Work item: Could you reproduce all of the records exactly?

(Input for this task)

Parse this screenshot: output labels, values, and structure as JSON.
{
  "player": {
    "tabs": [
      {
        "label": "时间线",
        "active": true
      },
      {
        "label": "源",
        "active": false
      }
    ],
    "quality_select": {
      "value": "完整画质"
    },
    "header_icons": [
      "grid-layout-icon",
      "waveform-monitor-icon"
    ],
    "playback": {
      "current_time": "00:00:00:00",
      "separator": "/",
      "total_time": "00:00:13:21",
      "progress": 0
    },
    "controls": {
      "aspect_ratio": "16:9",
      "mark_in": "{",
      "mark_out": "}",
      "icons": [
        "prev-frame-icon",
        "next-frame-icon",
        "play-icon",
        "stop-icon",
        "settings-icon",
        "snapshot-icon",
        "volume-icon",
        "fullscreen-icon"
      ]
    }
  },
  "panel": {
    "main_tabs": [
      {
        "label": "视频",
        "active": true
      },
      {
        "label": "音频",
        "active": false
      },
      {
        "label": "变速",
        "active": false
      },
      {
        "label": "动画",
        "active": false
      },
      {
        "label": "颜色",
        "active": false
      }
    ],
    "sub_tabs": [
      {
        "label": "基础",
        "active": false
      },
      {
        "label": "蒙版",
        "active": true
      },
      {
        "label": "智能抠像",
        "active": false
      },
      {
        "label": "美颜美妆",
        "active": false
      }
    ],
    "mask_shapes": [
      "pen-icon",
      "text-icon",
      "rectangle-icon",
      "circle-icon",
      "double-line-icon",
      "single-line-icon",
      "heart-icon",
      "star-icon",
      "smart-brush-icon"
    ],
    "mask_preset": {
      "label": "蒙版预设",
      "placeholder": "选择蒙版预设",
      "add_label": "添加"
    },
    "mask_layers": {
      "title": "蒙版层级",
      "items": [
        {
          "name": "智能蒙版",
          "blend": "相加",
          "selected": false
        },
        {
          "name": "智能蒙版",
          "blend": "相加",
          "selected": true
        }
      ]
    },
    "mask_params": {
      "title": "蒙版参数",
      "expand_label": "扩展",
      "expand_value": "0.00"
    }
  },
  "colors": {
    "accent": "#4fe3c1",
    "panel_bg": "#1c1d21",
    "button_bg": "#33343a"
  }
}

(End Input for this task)

Answer to this exercise:
Parse this screenshot: output labels, values, and structure as JSON.
{
  "player": {
    "tabs": [
      {
        "label": "时间线",
        "active": true
      },
      {
        "label": "源",
        "active": false
      }
    ],
    "quality_select": {
      "value": "完整画质"
    },
    "header_icons": [
      "grid-layout-icon",
      "waveform-monitor-icon"
    ],
    "playback": {
      "current_time": "00:00:00:00",
      "separator": "/",
      "total_time": "00:00:13:21",
      "progress": 0
    },
    "controls": {
      "aspect_ratio": "16:9",
      "mark_in": "{",
      "mark_out": "}",
      "icons": [
        "prev-frame-icon",
        "next-frame-icon",
        "play-icon",
        "stop-icon",
        "settings-icon",
        "snapshot-icon",
        "volume-icon",
        "fullscreen-icon"
      ]
    }
  },
  "panel": {
    "main_tabs": [
      {
        "label": "视频",
        "active": true
      },
      {
        "label": "音频",
        "active": false
      },
      {
        "label": "变速",
        "active": false
      },
      {
        "label": "动画",
        "active": false
      },
      {
        "label": "颜色",
        "active": false
      }
    ],
    "sub_tabs": [
      {
        "label": "基础",
        "active": false
      },
      {
        "label": "蒙版",
        "active": true
      },
      {
        "label": "智能抠像",
        "active": false
      },
      {
        "label": "美颜美妆",
        "active": false
      }
    ],
    "mask_shapes": [
      "pen-icon",
      "text-icon",
      "rectangle-icon",
      "circle-icon",
      "double-line-icon",
      "single-line-icon",
      "heart-icon",
      "star-icon",
      "smart-brush-icon"
    ],
    "mask_preset": {
      "label": "蒙版预设",
      "placeholder": "选择蒙版预设",
      "add_label": "添加"
    },
    "mask_layers": {
      "title": "蒙版层级",
      "items": [
        {
          "name": "智能蒙版",
          "blend": "相加",
          "selected": false
        },
        {
          "name": "智能蒙版",
          "blend": "相加",
          "selected": true
        }
      ]
    },
    "mask_params": {
      "title": "蒙版参数",
      "expand_label": "扩展",
      "expand_value": "0.00"
    }
  },
  "colors": {
    "accent": "#4fe3c1",
    "panel_bg": "#1c1d21",
    "button_bg": "#33343a"
  }
}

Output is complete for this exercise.